You’ve written before on healthy habits and improved brain function and decreased risk of brain degeneration — how is this research different?
Indeed, the themes keep repeating themselves. Be that risk of Alzheimer’s, dementia, aging, cognitive function, and in this latest publication depression.
But what is important is that they all provide another piece of evidence to give a compelling and comprehensive view of healthy habits. What’s more this paper also goes into the specific mechanisms and tries to untangle genetic influences as well.
As mentioned the focus is on depression, but it could also be multiple other areas of cognitive dysfunction or degeneration.
Of note also is that the study analysed data in what is called the UK Biobank — that’s a massive database which includes genetic data, brain scanning data, and blood analysis amongst others. They analysed data from about 290’000 people!
So what was that about genetic influence? Are some of us predisposed to become depressed?
Well, of course.

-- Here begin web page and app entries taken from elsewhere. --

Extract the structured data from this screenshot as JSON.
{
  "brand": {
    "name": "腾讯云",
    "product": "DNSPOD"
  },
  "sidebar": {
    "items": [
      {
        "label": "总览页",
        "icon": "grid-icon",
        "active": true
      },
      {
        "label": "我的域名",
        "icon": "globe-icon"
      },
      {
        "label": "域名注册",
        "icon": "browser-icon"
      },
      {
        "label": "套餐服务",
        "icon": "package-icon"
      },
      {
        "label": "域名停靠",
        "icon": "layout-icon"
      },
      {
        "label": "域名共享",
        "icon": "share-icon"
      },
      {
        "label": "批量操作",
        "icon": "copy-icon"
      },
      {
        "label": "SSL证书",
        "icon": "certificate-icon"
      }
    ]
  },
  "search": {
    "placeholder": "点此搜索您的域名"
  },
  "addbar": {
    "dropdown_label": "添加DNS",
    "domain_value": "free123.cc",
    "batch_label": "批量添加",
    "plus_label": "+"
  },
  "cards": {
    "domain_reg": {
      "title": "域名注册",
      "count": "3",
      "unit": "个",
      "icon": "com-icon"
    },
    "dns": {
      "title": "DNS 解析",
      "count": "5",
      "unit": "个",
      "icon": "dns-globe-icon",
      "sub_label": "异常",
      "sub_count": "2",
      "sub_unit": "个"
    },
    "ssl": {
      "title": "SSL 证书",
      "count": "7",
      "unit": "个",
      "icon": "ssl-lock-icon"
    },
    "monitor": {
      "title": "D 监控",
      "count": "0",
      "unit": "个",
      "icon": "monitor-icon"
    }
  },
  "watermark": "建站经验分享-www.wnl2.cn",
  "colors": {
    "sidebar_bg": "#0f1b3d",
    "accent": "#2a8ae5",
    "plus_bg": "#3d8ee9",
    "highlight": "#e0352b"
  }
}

We are all part of the genetic lottery which puts us at more, or less, risk of just about everything that can happen to us. They key question to answer is whether genetics plays a larger role than lifestyle factors.
And does it?
And that is very good news — the researchers from the University of Cambridge noted that genetic factors can reduce risk of depression by about 25%. But that lifestyle factors could contribute to a risk reduction of about 57%. That’s more than double the genetic moderation factor.
So lifestyle accounts for a lot.
And I’m now intrigued. What are these seven lifestyle factors?
They were these in order for lowest to highest impact:
- healthy diet (6%)
- moderate alcohol consumption (11%)
- low-to-moderate sedentary behaviour (13%)
- regular physical activity (14%)
- frequent social connection (18%)
- never smoking (20%)
- healthy sleep (22%)